White House National Climate Advisor Ali Zaidi added that boosting the domestic uranium supply won't just advance zero-carbon goals, but will increase the nation's energy security. The fuel currently is only available in commercial levels from Russia, according to Reuters.

The existing U.S. fleet of reactors runs on uranium fuel that is enriched up to 5% with uranium-235. However, most U.S. advanced reactors require HALEU, which is enriched between 5% to 20%, to achieve smaller and more versatile designs. HALEU also will allow developers to optimize their systems for longer life cores, increased efficiencies and better fuel utilization, according to the DOE.

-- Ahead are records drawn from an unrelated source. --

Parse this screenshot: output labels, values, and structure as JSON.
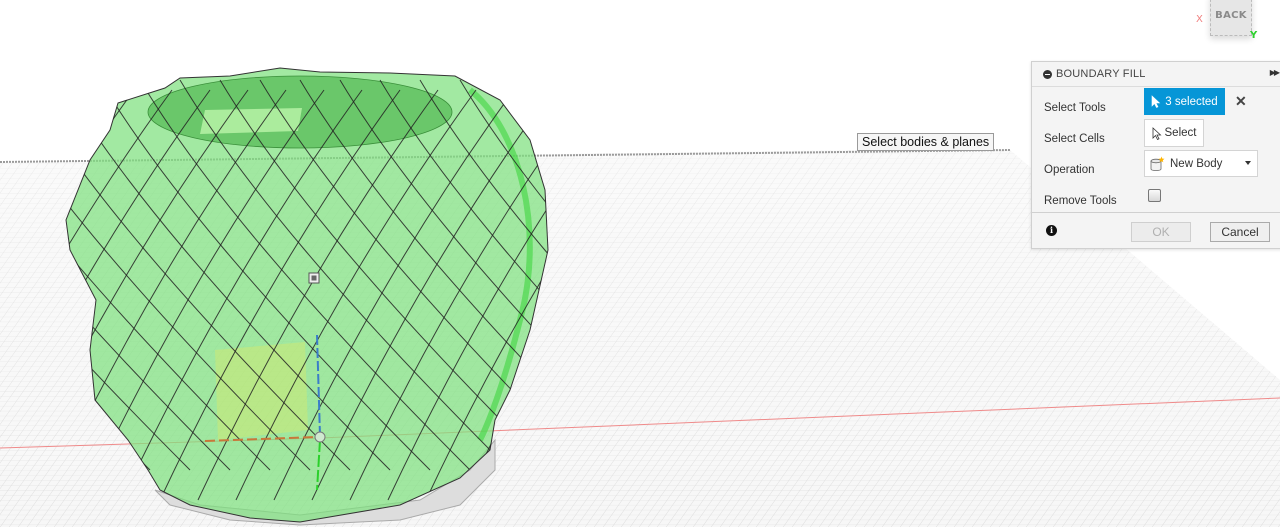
{
  "viewport": {
    "name": "3D modeling canvas",
    "viewcube": {
      "face_label": "BACK",
      "axis_x_label": "X",
      "axis_y_label": "Y"
    },
    "tooltip": "Select bodies & planes",
    "colors": {
      "body_fill": "#7ee07e",
      "body_edges": "#222222",
      "grid_line": "#c8c8c8",
      "x_axis": "#e8524f",
      "y_axis": "#2bd02b",
      "z_axis": "#3a7dc9"
    }
  },
  "dialog": {
    "title": "BOUNDARY FILL",
    "expand_icon": "fast-forward-icon",
    "rows": [
      {
        "label": "Select Tools",
        "control": "selection",
        "value": "3 selected",
        "clear_icon": "close-icon"
      },
      {
        "label": "Select Cells",
        "control": "selection",
        "value": "Select"
      },
      {
        "label": "Operation",
        "control": "dropdown",
        "value": "New Body"
      },
      {
        "label": "Remove Tools",
        "control": "checkbox",
        "checked": false
      }
    ],
    "footer": {
      "info_icon": "info-icon",
      "ok_label": "OK",
      "cancel_label": "Cancel",
      "ok_enabled": false
    },
    "accent_color": "#0696d7"
  }
}
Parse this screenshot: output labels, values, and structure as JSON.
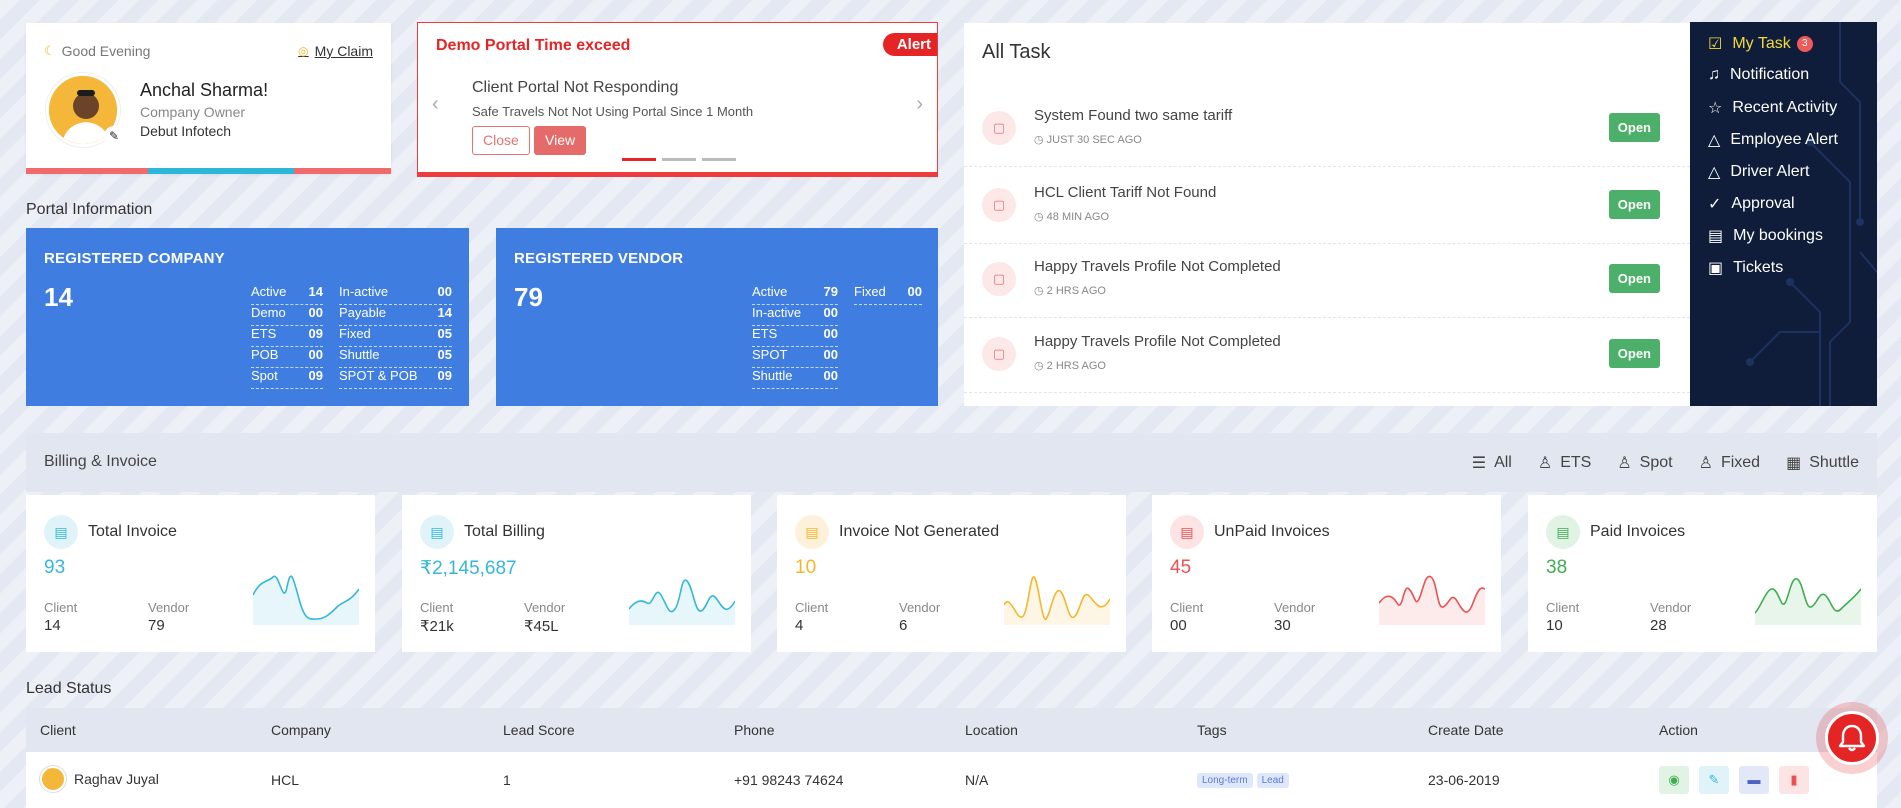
{
  "greeting": {
    "text": "Good Evening",
    "claim_link": "My Claim",
    "name": "Anchal Sharma!",
    "role": "Company Owner",
    "company": "Debut Infotech"
  },
  "alert": {
    "title": "Demo Portal Time exceed",
    "badge": "Alert",
    "message": "Client Portal Not Responding",
    "sub": "Safe Travels Not Not Using Portal Since 1 Month",
    "close_label": "Close",
    "view_label": "View"
  },
  "portal": {
    "section_label": "Portal Information",
    "company": {
      "title": "REGISTERED COMPANY",
      "count": "14",
      "stats": [
        {
          "label": "Active",
          "value": "14"
        },
        {
          "label": "In-active",
          "value": "00"
        },
        {
          "label": "Demo",
          "value": "00"
        },
        {
          "label": "Payable",
          "value": "14"
        },
        {
          "label": "ETS",
          "value": "09"
        },
        {
          "label": "Fixed",
          "value": "05"
        },
        {
          "label": "POB",
          "value": "00"
        },
        {
          "label": "Shuttle",
          "value": "05"
        },
        {
          "label": "Spot",
          "value": "09"
        },
        {
          "label": "SPOT & POB",
          "value": "09"
        }
      ]
    },
    "vendor": {
      "title": "REGISTERED VENDOR",
      "count": "79",
      "stats": [
        {
          "label": "Active",
          "value": "79"
        },
        {
          "label": "Fixed",
          "value": "00"
        },
        {
          "label": "In-active",
          "value": "00"
        },
        {
          "label": "ETS",
          "value": "00"
        },
        {
          "label": "SPOT",
          "value": "00"
        },
        {
          "label": "Shuttle",
          "value": "00"
        }
      ]
    }
  },
  "tasks": {
    "title": "All Task",
    "open_label": "Open",
    "items": [
      {
        "title": "System Found two same tariff",
        "time": "JUST 30 SEC AGO"
      },
      {
        "title": "HCL Client Tariff Not Found",
        "time": "48 MIN AGO"
      },
      {
        "title": "Happy Travels Profile Not Completed",
        "time": "2 HRS AGO"
      },
      {
        "title": "Happy Travels Profile Not Completed",
        "time": "2 HRS AGO"
      }
    ]
  },
  "side_menu": {
    "items": [
      {
        "label": "My Task",
        "icon": "checkbox-icon",
        "count": "3",
        "active": true
      },
      {
        "label": "Notification",
        "icon": "bell-icon"
      },
      {
        "label": "Recent Activity",
        "icon": "star-icon"
      },
      {
        "label": "Employee Alert",
        "icon": "warning-icon"
      },
      {
        "label": "Driver Alert",
        "icon": "warning-icon"
      },
      {
        "label": "Approval",
        "icon": "double-check-icon"
      },
      {
        "label": "My bookings",
        "icon": "book-icon"
      },
      {
        "label": "Tickets",
        "icon": "ticket-icon"
      }
    ]
  },
  "billing": {
    "title": "Billing & Invoice",
    "filters": [
      "All",
      "ETS",
      "Spot",
      "Fixed",
      "Shuttle"
    ],
    "client_label": "Client",
    "vendor_label": "Vendor",
    "cards": [
      {
        "title": "Total Invoice",
        "value": "93",
        "client": "14",
        "vendor": "79",
        "color": "#35b8d8",
        "bg": "#dff3f9"
      },
      {
        "title": "Total Billing",
        "value": "₹2,145,687",
        "client": "₹21k",
        "vendor": "₹45L",
        "color": "#35b8d8",
        "bg": "#dff3f9"
      },
      {
        "title": "Invoice Not Generated",
        "value": "10",
        "client": "4",
        "vendor": "6",
        "color": "#f5b62b",
        "bg": "#fdf1dc"
      },
      {
        "title": "UnPaid Invoices",
        "value": "45",
        "client": "00",
        "vendor": "30",
        "color": "#ec5050",
        "bg": "#fde4e4"
      },
      {
        "title": "Paid Invoices",
        "value": "38",
        "client": "10",
        "vendor": "28",
        "color": "#3fae52",
        "bg": "#e1f3e4"
      }
    ]
  },
  "leads": {
    "title": "Lead Status",
    "columns": [
      "Client",
      "Company",
      "Lead Score",
      "Phone",
      "Location",
      "Tags",
      "Create Date",
      "Action"
    ],
    "rows": [
      {
        "client": "Raghav Juyal",
        "company": "HCL",
        "score": "1",
        "phone": "+91 98243 74624",
        "location": "N/A",
        "tags": [
          "Long-term",
          "Lead"
        ],
        "date": "23-06-2019"
      }
    ]
  }
}
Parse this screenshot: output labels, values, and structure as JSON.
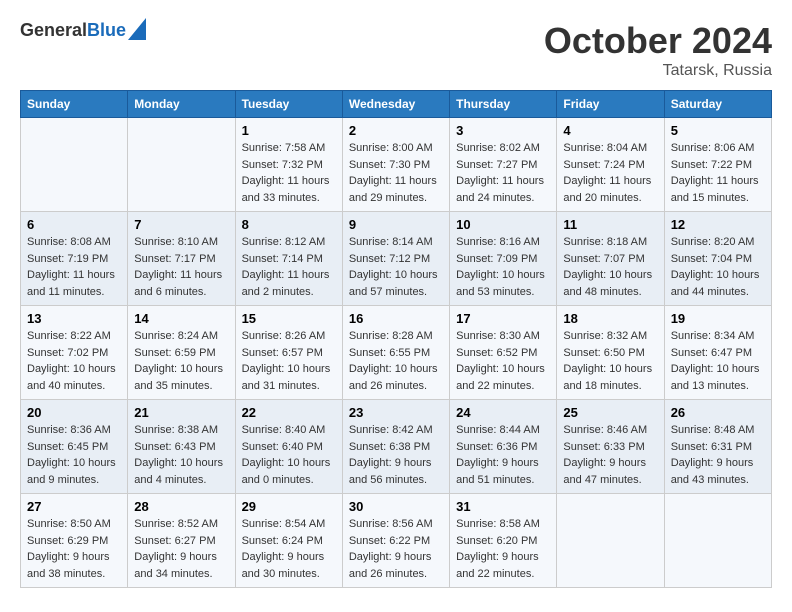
{
  "header": {
    "logo_general": "General",
    "logo_blue": "Blue",
    "title": "October 2024",
    "location": "Tatarsk, Russia"
  },
  "days_of_week": [
    "Sunday",
    "Monday",
    "Tuesday",
    "Wednesday",
    "Thursday",
    "Friday",
    "Saturday"
  ],
  "weeks": [
    [
      {
        "num": "",
        "sunrise": "",
        "sunset": "",
        "daylight": ""
      },
      {
        "num": "",
        "sunrise": "",
        "sunset": "",
        "daylight": ""
      },
      {
        "num": "1",
        "sunrise": "Sunrise: 7:58 AM",
        "sunset": "Sunset: 7:32 PM",
        "daylight": "Daylight: 11 hours and 33 minutes."
      },
      {
        "num": "2",
        "sunrise": "Sunrise: 8:00 AM",
        "sunset": "Sunset: 7:30 PM",
        "daylight": "Daylight: 11 hours and 29 minutes."
      },
      {
        "num": "3",
        "sunrise": "Sunrise: 8:02 AM",
        "sunset": "Sunset: 7:27 PM",
        "daylight": "Daylight: 11 hours and 24 minutes."
      },
      {
        "num": "4",
        "sunrise": "Sunrise: 8:04 AM",
        "sunset": "Sunset: 7:24 PM",
        "daylight": "Daylight: 11 hours and 20 minutes."
      },
      {
        "num": "5",
        "sunrise": "Sunrise: 8:06 AM",
        "sunset": "Sunset: 7:22 PM",
        "daylight": "Daylight: 11 hours and 15 minutes."
      }
    ],
    [
      {
        "num": "6",
        "sunrise": "Sunrise: 8:08 AM",
        "sunset": "Sunset: 7:19 PM",
        "daylight": "Daylight: 11 hours and 11 minutes."
      },
      {
        "num": "7",
        "sunrise": "Sunrise: 8:10 AM",
        "sunset": "Sunset: 7:17 PM",
        "daylight": "Daylight: 11 hours and 6 minutes."
      },
      {
        "num": "8",
        "sunrise": "Sunrise: 8:12 AM",
        "sunset": "Sunset: 7:14 PM",
        "daylight": "Daylight: 11 hours and 2 minutes."
      },
      {
        "num": "9",
        "sunrise": "Sunrise: 8:14 AM",
        "sunset": "Sunset: 7:12 PM",
        "daylight": "Daylight: 10 hours and 57 minutes."
      },
      {
        "num": "10",
        "sunrise": "Sunrise: 8:16 AM",
        "sunset": "Sunset: 7:09 PM",
        "daylight": "Daylight: 10 hours and 53 minutes."
      },
      {
        "num": "11",
        "sunrise": "Sunrise: 8:18 AM",
        "sunset": "Sunset: 7:07 PM",
        "daylight": "Daylight: 10 hours and 48 minutes."
      },
      {
        "num": "12",
        "sunrise": "Sunrise: 8:20 AM",
        "sunset": "Sunset: 7:04 PM",
        "daylight": "Daylight: 10 hours and 44 minutes."
      }
    ],
    [
      {
        "num": "13",
        "sunrise": "Sunrise: 8:22 AM",
        "sunset": "Sunset: 7:02 PM",
        "daylight": "Daylight: 10 hours and 40 minutes."
      },
      {
        "num": "14",
        "sunrise": "Sunrise: 8:24 AM",
        "sunset": "Sunset: 6:59 PM",
        "daylight": "Daylight: 10 hours and 35 minutes."
      },
      {
        "num": "15",
        "sunrise": "Sunrise: 8:26 AM",
        "sunset": "Sunset: 6:57 PM",
        "daylight": "Daylight: 10 hours and 31 minutes."
      },
      {
        "num": "16",
        "sunrise": "Sunrise: 8:28 AM",
        "sunset": "Sunset: 6:55 PM",
        "daylight": "Daylight: 10 hours and 26 minutes."
      },
      {
        "num": "17",
        "sunrise": "Sunrise: 8:30 AM",
        "sunset": "Sunset: 6:52 PM",
        "daylight": "Daylight: 10 hours and 22 minutes."
      },
      {
        "num": "18",
        "sunrise": "Sunrise: 8:32 AM",
        "sunset": "Sunset: 6:50 PM",
        "daylight": "Daylight: 10 hours and 18 minutes."
      },
      {
        "num": "19",
        "sunrise": "Sunrise: 8:34 AM",
        "sunset": "Sunset: 6:47 PM",
        "daylight": "Daylight: 10 hours and 13 minutes."
      }
    ],
    [
      {
        "num": "20",
        "sunrise": "Sunrise: 8:36 AM",
        "sunset": "Sunset: 6:45 PM",
        "daylight": "Daylight: 10 hours and 9 minutes."
      },
      {
        "num": "21",
        "sunrise": "Sunrise: 8:38 AM",
        "sunset": "Sunset: 6:43 PM",
        "daylight": "Daylight: 10 hours and 4 minutes."
      },
      {
        "num": "22",
        "sunrise": "Sunrise: 8:40 AM",
        "sunset": "Sunset: 6:40 PM",
        "daylight": "Daylight: 10 hours and 0 minutes."
      },
      {
        "num": "23",
        "sunrise": "Sunrise: 8:42 AM",
        "sunset": "Sunset: 6:38 PM",
        "daylight": "Daylight: 9 hours and 56 minutes."
      },
      {
        "num": "24",
        "sunrise": "Sunrise: 8:44 AM",
        "sunset": "Sunset: 6:36 PM",
        "daylight": "Daylight: 9 hours and 51 minutes."
      },
      {
        "num": "25",
        "sunrise": "Sunrise: 8:46 AM",
        "sunset": "Sunset: 6:33 PM",
        "daylight": "Daylight: 9 hours and 47 minutes."
      },
      {
        "num": "26",
        "sunrise": "Sunrise: 8:48 AM",
        "sunset": "Sunset: 6:31 PM",
        "daylight": "Daylight: 9 hours and 43 minutes."
      }
    ],
    [
      {
        "num": "27",
        "sunrise": "Sunrise: 8:50 AM",
        "sunset": "Sunset: 6:29 PM",
        "daylight": "Daylight: 9 hours and 38 minutes."
      },
      {
        "num": "28",
        "sunrise": "Sunrise: 8:52 AM",
        "sunset": "Sunset: 6:27 PM",
        "daylight": "Daylight: 9 hours and 34 minutes."
      },
      {
        "num": "29",
        "sunrise": "Sunrise: 8:54 AM",
        "sunset": "Sunset: 6:24 PM",
        "daylight": "Daylight: 9 hours and 30 minutes."
      },
      {
        "num": "30",
        "sunrise": "Sunrise: 8:56 AM",
        "sunset": "Sunset: 6:22 PM",
        "daylight": "Daylight: 9 hours and 26 minutes."
      },
      {
        "num": "31",
        "sunrise": "Sunrise: 8:58 AM",
        "sunset": "Sunset: 6:20 PM",
        "daylight": "Daylight: 9 hours and 22 minutes."
      },
      {
        "num": "",
        "sunrise": "",
        "sunset": "",
        "daylight": ""
      },
      {
        "num": "",
        "sunrise": "",
        "sunset": "",
        "daylight": ""
      }
    ]
  ]
}
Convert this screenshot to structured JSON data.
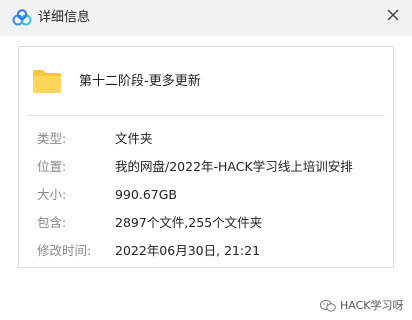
{
  "window": {
    "title": "详细信息",
    "logo_icon": "baidu-netdisk-cloud-icon",
    "close_icon": "close-icon",
    "accent": "#3a8ff7"
  },
  "file": {
    "icon": "folder-icon",
    "folder_color": "#f9c53a",
    "name": "第十二阶段-更多更新"
  },
  "details": [
    {
      "label": "类型:",
      "value": "文件夹"
    },
    {
      "label": "位置:",
      "value": "我的网盘/2022年-HACK学习线上培训安排"
    },
    {
      "label": "大小:",
      "value": "990.67GB"
    },
    {
      "label": "包含:",
      "value": "2897个文件,255个文件夹"
    },
    {
      "label": "修改时间:",
      "value": "2022年06月30日, 21:21"
    }
  ],
  "watermark": {
    "icon": "wechat-icon",
    "text": "HACK学习呀"
  }
}
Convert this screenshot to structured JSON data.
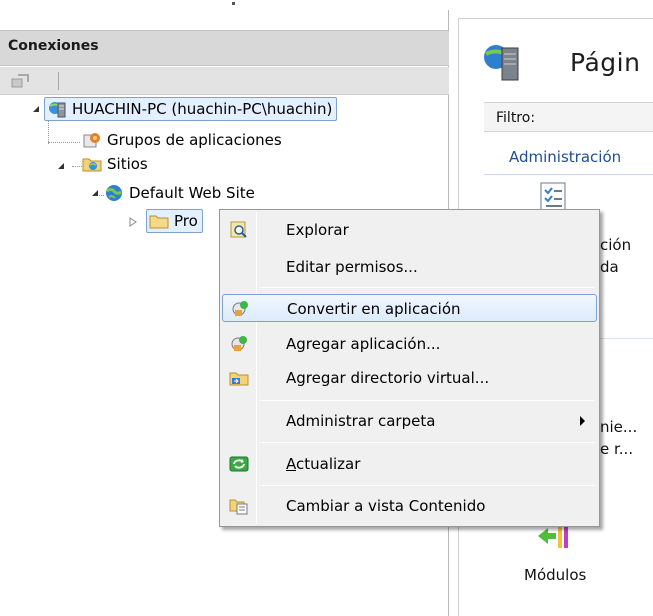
{
  "connections_panel": {
    "title": "Conexiones"
  },
  "tree": {
    "server": "HUACHIN-PC (huachin-PC\\huachin)",
    "app_pools": "Grupos de aplicaciones",
    "sites": "Sitios",
    "default_site": "Default Web Site",
    "folder": "Pro"
  },
  "right_panel": {
    "page_title": "Págin",
    "filter_label": "Filtro:",
    "group_label": "Administración",
    "feature_1_line1": "ción",
    "feature_1_line2": "da",
    "feature_2_line1": "nie...",
    "feature_2_line2": "e r...",
    "modules_label": "Módulos"
  },
  "context_menu": {
    "items": [
      {
        "label": "Explorar",
        "icon": "explore-icon"
      },
      {
        "label": "Editar permisos...",
        "icon": ""
      },
      {
        "label": "Convertir en aplicación",
        "icon": "convert-app-icon"
      },
      {
        "label": "Agregar aplicación...",
        "icon": "add-app-icon"
      },
      {
        "label": "Agregar directorio virtual...",
        "icon": "add-vdir-icon"
      },
      {
        "label": "Administrar carpeta",
        "icon": ""
      },
      {
        "label_prefix": "A",
        "label_rest": "ctualizar",
        "icon": "refresh-icon"
      },
      {
        "label": "Cambiar a vista Contenido",
        "icon": "content-view-icon"
      }
    ]
  },
  "colors": {
    "hover_border": "#7da2ce",
    "link_blue": "#1f4e92",
    "menu_bg": "#f0f0f0"
  }
}
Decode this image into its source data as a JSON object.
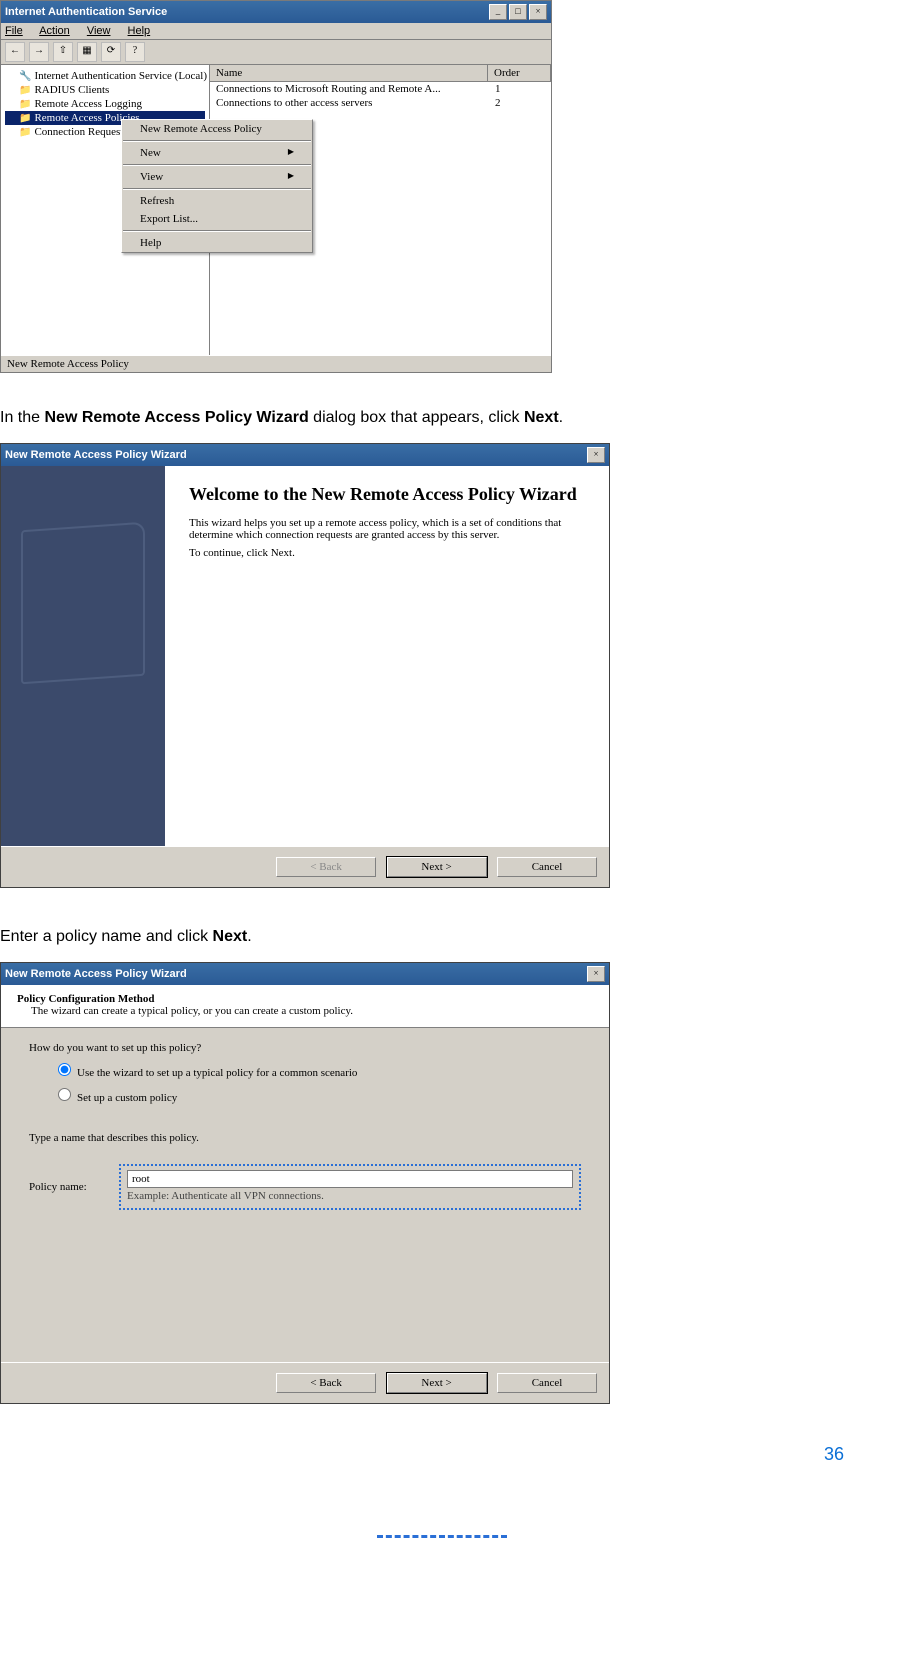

The Inflation Reduction Act of 2022 will provide up to $500 million for HALEU enrichment contracts up to 10 years and a separate one, released in November, is for services to deconvert the enriched uranium into metal, oxide and other forms to be used as fuel for advanced reactors. Once enriched, the HALEU will be stored on site until there is a need to ship it to deconverters.

The DOE projects that more than 40 metric tons of HALEU could be needed before the end of the decade, with additional amounts required each year, to deploy a new fleet of advanced reactors in time to support the Biden administration's goal of 100% "clean" electricity generation by 2035.

All nuclear power in the U.S. currently is generated by light water reactors (LWRs), which were commercialized in the 1950s and early 1960s, according to a document released last year by the Congressional Research Service. LWRs are cooled by ordinary ("light") water, which also slows the neutrons that maintain the nuclear fission chain reaction.

High construction costs of large conventional LWRs, concerns about safety raised by the 2011 Fukushima nuclear disaster in Japan, growing volumes of nuclear waste, and other issues have led to increased interest in unconventional, or advanced, nuclear technologies that proponents say could be less expensive, safer and more fuel-efficient than existing LWRs.

In November, the DOE reached a milestone under its HALEU demonstration project when a domestic company produced the nation's first 20 kilograms of HALEU, according to the department.

Centrus Energy Corporation (NYSE:LEU) (Bethesda, Maryland) announced on November 7 it made its first delivery of HALEU to the DOE, completing the first phase of its contract by demonstrating its HALEU production project. Centrus Energy and the DOE each contributed about $30 million to the first phase.

The second phase requires a full year of HALEU production at a rate of 900 kilograms per year at Centrus Energy's centrifuge plant in Piketon, Ohio. Subscribers to Industrial Info's Global Market Intelligence (GMI) Chemical Processing Plant Database can click here for a plant profile of the Piketon facility.

Centrus Energy President and Chief Executive Officer Daniel Poneman said in a press release his company is "committed to working with the (DOE) and industry to build a public-private partnership so that we can scale up production in the coming years to meet the full range of commercial and national security requirements for enriched uranium."

Centrus Energy said it could expand production from the current 900 kilograms per year of HALEU to 6,000 kilograms per year within 42 months after securing the necessary funding.